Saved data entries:
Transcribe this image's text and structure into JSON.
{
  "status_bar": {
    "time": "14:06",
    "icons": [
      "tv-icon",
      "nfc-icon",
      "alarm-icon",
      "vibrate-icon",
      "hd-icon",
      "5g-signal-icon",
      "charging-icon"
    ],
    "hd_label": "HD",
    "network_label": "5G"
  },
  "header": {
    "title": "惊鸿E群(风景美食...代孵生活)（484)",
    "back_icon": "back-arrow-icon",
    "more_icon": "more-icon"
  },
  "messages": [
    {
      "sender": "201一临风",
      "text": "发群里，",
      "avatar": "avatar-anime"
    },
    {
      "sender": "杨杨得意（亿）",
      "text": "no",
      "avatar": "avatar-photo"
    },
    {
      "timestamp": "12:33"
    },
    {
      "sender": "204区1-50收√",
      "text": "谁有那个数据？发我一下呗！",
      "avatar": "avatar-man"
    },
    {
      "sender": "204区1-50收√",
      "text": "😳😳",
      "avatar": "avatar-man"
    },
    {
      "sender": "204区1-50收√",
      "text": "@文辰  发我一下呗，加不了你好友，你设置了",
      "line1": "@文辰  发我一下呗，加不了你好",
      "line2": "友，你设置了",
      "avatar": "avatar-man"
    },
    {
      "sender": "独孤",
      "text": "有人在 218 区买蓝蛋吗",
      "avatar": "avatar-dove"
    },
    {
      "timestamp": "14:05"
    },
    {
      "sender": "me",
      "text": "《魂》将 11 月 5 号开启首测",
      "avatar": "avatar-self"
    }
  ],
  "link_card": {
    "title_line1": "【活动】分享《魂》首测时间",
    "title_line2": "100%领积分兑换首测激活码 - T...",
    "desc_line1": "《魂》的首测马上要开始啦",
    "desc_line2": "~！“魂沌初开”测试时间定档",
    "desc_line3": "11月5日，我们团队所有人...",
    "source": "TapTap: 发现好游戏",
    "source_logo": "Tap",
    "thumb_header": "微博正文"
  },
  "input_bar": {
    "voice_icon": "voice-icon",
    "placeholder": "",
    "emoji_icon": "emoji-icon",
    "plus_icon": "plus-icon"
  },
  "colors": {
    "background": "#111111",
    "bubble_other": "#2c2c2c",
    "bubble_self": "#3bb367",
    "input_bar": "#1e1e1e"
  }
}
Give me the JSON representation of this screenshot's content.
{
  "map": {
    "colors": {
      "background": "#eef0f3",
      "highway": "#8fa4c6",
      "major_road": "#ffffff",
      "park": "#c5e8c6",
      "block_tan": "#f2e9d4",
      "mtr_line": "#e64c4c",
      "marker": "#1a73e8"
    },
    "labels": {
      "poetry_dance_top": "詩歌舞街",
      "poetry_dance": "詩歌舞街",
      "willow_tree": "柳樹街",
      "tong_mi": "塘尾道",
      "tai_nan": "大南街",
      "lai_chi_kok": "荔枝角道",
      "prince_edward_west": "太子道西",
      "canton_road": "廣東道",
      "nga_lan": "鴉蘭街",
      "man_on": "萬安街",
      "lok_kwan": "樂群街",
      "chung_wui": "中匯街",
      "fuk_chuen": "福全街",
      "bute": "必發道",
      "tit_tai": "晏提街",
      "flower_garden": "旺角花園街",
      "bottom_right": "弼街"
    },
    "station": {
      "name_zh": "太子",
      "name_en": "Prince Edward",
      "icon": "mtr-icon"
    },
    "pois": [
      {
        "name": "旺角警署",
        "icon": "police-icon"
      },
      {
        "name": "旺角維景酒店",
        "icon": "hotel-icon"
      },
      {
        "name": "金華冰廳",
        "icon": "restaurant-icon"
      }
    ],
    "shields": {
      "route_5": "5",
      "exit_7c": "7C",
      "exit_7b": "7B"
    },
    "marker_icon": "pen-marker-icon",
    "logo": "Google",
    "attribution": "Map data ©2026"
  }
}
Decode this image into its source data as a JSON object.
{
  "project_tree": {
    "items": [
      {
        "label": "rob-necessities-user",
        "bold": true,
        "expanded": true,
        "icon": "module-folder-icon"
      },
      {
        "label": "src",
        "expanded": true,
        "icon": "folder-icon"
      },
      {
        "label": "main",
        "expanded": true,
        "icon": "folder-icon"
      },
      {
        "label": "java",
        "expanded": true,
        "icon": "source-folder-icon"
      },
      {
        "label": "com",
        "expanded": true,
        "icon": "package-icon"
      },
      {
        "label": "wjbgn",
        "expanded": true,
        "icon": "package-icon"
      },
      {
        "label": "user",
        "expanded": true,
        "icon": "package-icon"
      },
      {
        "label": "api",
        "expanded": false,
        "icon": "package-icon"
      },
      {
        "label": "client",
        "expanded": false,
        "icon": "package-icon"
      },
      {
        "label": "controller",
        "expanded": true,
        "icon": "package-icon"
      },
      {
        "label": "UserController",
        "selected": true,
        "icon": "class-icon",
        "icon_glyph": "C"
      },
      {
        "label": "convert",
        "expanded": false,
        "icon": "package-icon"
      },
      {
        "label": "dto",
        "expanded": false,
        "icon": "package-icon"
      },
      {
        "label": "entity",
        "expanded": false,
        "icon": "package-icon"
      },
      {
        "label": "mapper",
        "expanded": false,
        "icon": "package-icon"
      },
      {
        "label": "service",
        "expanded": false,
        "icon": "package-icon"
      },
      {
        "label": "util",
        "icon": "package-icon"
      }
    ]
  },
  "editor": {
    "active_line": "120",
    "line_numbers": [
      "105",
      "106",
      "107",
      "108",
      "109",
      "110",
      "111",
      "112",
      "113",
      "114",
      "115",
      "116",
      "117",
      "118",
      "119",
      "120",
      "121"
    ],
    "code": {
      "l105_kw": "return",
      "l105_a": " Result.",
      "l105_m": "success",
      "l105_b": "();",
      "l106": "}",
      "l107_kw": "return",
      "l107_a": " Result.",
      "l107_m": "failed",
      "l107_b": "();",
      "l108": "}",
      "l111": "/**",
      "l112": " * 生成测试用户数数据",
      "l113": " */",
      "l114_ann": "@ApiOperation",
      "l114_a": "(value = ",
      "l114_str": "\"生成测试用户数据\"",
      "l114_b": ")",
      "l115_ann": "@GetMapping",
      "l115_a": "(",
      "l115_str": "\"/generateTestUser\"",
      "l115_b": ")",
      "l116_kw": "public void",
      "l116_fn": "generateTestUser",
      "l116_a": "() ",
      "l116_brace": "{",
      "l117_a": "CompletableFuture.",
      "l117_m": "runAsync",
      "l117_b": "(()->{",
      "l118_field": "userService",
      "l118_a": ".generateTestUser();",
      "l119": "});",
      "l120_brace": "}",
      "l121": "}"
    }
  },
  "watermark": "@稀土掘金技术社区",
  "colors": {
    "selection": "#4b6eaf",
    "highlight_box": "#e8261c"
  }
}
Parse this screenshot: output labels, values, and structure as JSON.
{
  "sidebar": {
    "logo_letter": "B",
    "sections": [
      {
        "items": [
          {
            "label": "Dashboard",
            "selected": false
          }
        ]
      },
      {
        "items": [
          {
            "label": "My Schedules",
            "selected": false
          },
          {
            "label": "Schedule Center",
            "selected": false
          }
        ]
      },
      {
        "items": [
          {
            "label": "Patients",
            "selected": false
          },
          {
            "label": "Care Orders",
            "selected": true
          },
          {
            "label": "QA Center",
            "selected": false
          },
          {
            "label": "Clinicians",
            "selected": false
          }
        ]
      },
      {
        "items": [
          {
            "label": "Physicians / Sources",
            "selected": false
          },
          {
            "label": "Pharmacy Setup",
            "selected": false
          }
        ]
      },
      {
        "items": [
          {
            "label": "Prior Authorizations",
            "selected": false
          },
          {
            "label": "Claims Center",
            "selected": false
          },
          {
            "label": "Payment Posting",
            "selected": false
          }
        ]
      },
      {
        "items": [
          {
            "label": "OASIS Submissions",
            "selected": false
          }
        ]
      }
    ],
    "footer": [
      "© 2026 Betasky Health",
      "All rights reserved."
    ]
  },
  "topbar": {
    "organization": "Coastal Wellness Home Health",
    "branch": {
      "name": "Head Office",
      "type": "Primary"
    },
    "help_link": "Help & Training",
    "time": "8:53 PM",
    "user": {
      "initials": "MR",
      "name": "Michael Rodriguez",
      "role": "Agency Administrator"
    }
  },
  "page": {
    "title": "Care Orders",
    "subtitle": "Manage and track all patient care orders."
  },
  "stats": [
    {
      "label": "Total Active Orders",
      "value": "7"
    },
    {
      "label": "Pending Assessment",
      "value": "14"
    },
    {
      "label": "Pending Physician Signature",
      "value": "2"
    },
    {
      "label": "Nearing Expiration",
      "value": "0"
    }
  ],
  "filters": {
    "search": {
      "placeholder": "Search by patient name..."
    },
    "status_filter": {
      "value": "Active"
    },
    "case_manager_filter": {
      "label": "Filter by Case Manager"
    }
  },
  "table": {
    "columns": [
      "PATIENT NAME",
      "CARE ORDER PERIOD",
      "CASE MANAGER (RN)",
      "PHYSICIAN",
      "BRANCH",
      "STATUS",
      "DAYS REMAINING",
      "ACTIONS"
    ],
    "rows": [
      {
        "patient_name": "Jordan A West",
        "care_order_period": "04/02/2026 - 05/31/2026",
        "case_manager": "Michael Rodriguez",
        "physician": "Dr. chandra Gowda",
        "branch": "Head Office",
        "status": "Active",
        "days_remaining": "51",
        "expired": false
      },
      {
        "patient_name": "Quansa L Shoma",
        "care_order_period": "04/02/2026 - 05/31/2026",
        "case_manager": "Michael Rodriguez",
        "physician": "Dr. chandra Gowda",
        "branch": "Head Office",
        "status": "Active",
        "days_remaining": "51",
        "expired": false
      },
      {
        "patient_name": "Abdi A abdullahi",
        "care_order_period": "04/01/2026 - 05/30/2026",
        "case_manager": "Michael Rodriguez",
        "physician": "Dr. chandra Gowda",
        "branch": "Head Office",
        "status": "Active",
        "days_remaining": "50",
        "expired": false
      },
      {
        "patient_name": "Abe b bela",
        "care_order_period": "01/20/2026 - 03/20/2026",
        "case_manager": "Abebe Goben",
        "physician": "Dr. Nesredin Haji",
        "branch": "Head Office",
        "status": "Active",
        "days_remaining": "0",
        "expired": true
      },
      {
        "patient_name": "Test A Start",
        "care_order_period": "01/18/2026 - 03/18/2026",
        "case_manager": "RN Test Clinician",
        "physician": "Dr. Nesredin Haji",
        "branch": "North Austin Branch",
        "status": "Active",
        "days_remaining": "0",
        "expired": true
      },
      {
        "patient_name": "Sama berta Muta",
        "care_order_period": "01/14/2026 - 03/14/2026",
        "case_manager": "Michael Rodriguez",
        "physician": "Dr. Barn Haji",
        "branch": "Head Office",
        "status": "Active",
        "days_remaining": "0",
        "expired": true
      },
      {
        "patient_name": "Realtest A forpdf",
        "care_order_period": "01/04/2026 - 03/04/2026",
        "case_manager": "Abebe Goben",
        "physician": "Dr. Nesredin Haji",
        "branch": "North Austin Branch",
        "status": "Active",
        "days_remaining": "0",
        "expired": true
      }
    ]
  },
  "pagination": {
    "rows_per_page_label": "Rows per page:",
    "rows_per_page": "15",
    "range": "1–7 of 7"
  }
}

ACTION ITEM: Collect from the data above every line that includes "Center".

ANSWER TO THIS PROBLEM:
            "label": "Schedule Center",
            "label": "QA Center",
            "label": "Claims Center",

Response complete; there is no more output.